* EXERCISE OBJECTIVE *
Your output should be one number, which is how many lines in the material contain "Treats".

────────────────

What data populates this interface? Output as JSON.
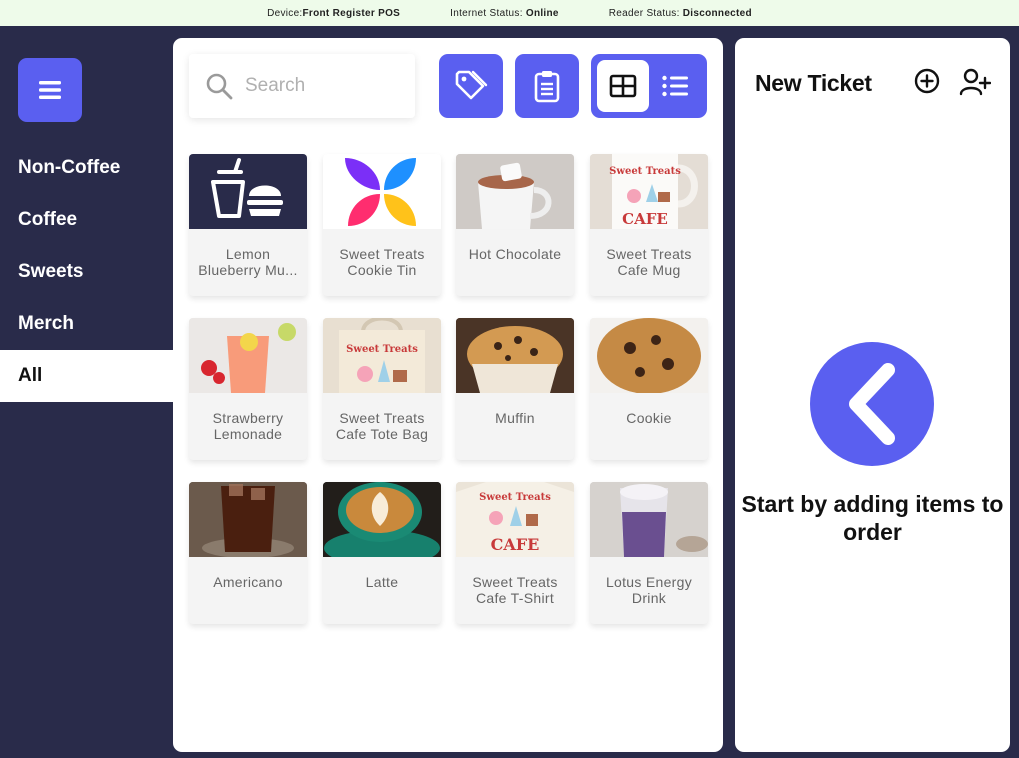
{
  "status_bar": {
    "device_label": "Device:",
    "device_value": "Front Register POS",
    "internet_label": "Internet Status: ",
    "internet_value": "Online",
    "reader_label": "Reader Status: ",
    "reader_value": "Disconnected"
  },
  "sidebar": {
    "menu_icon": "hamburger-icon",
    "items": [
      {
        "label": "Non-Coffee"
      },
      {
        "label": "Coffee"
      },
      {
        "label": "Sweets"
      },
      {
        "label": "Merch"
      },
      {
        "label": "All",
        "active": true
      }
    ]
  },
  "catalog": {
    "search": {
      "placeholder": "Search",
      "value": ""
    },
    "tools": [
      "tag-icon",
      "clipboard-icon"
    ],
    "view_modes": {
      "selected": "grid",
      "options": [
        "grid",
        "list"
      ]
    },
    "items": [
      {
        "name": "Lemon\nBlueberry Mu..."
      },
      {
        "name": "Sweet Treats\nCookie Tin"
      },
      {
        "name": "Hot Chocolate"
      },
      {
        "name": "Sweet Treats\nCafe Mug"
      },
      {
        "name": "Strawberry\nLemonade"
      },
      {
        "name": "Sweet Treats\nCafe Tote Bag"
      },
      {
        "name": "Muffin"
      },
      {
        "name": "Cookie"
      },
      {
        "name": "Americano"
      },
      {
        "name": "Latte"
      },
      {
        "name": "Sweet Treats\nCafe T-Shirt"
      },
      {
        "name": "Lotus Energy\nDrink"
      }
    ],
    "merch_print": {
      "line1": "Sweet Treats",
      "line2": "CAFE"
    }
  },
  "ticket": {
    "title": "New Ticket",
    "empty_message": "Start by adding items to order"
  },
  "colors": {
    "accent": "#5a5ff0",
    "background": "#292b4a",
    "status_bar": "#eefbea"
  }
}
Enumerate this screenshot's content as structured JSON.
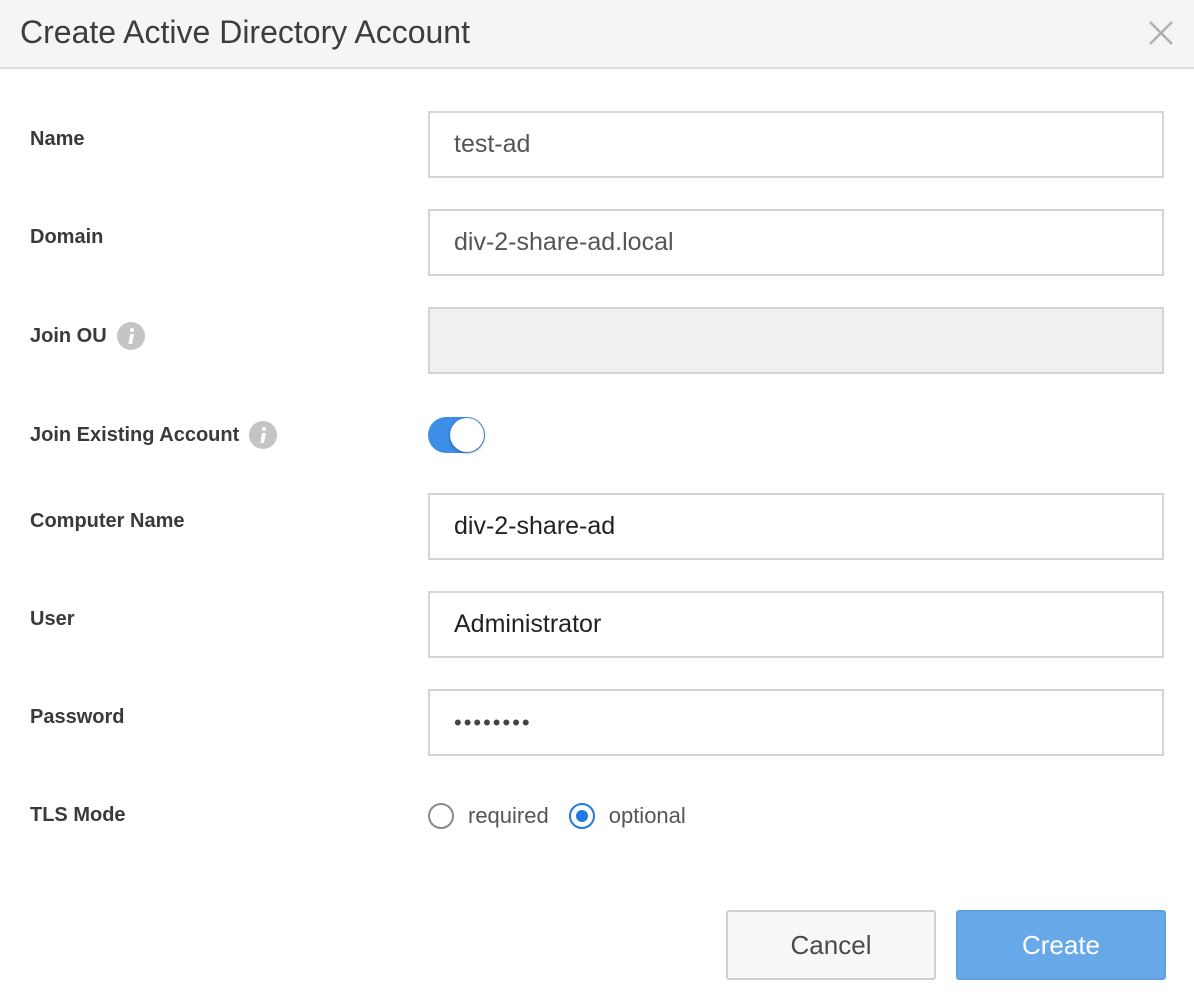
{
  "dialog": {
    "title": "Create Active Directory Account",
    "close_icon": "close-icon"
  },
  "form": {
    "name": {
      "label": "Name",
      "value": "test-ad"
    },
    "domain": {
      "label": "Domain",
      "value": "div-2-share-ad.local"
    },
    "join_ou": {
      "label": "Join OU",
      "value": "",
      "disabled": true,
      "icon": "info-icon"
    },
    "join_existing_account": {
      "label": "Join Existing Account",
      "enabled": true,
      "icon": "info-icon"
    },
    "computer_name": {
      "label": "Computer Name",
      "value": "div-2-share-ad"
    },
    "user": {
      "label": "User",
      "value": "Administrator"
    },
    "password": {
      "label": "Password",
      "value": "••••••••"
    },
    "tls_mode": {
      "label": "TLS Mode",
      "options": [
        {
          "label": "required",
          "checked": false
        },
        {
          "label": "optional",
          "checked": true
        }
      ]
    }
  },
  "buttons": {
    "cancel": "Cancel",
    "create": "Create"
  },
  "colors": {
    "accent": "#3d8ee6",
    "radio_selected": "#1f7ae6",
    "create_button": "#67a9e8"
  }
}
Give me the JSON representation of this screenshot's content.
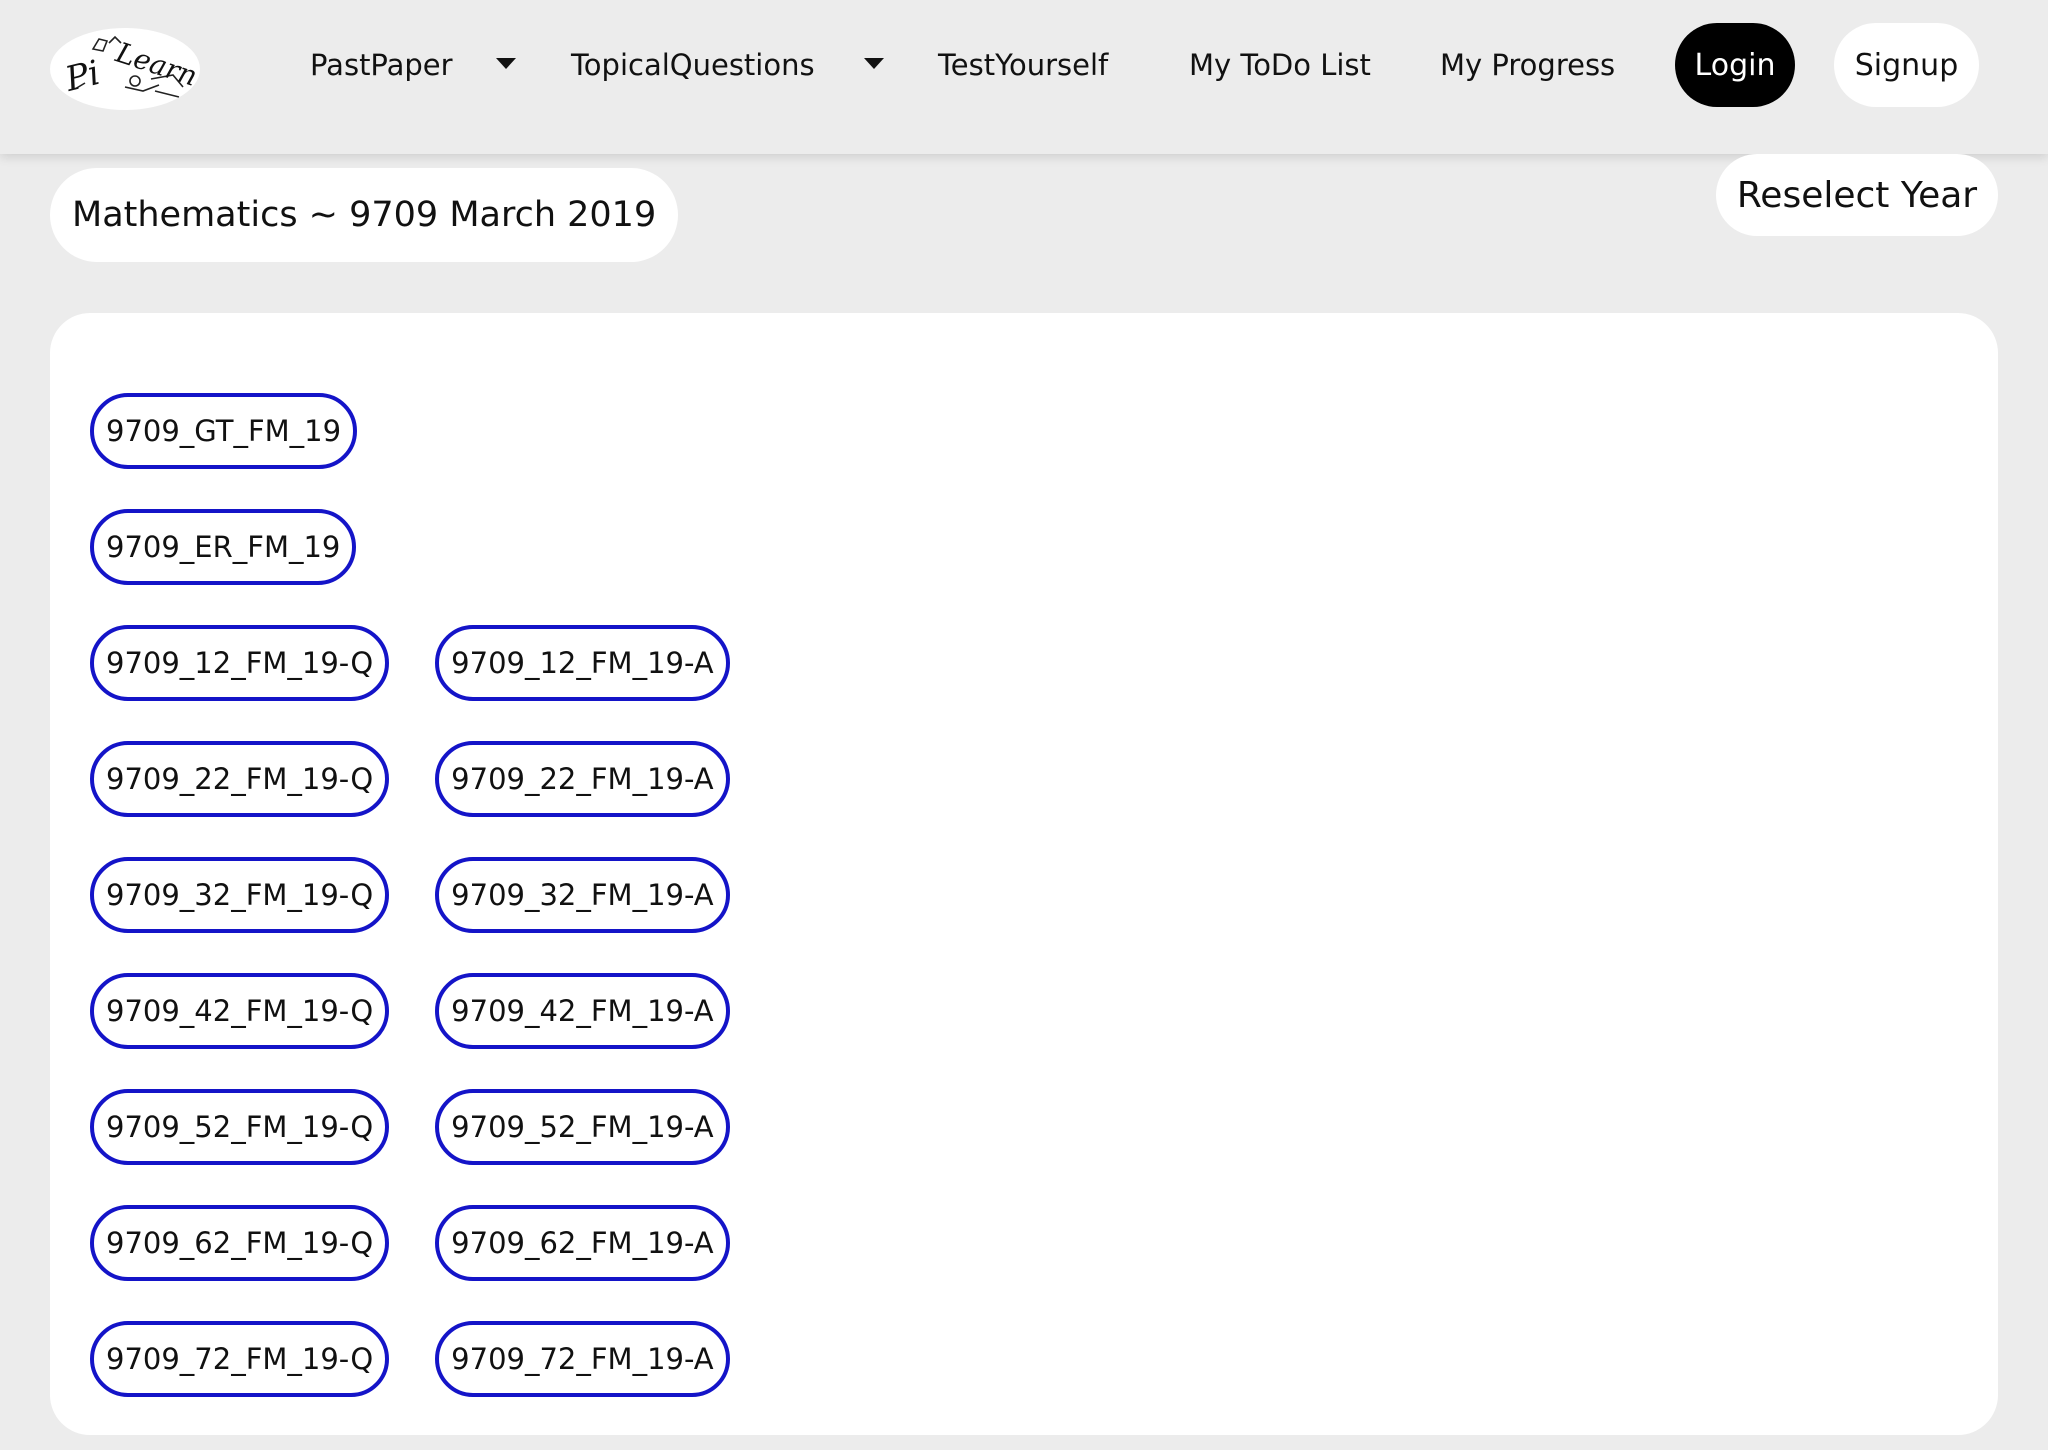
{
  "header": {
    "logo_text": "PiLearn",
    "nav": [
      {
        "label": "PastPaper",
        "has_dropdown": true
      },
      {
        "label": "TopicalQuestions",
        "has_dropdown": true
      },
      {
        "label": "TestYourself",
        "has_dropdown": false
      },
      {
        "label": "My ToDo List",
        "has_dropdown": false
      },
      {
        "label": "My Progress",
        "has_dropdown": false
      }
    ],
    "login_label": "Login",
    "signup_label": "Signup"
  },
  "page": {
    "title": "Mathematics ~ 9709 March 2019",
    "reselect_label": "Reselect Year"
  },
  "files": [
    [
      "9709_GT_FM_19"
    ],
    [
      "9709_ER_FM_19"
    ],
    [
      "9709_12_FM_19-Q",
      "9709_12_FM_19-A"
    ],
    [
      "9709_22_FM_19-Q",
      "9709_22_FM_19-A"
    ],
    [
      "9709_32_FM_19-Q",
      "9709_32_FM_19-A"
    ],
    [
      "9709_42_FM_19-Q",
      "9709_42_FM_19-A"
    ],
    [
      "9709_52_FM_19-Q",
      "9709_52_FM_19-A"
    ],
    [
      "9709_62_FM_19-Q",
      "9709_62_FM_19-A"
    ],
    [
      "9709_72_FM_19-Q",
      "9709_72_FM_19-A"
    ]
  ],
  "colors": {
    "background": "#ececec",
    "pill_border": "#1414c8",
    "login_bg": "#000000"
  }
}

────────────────

* EXERCISE RESULT *
5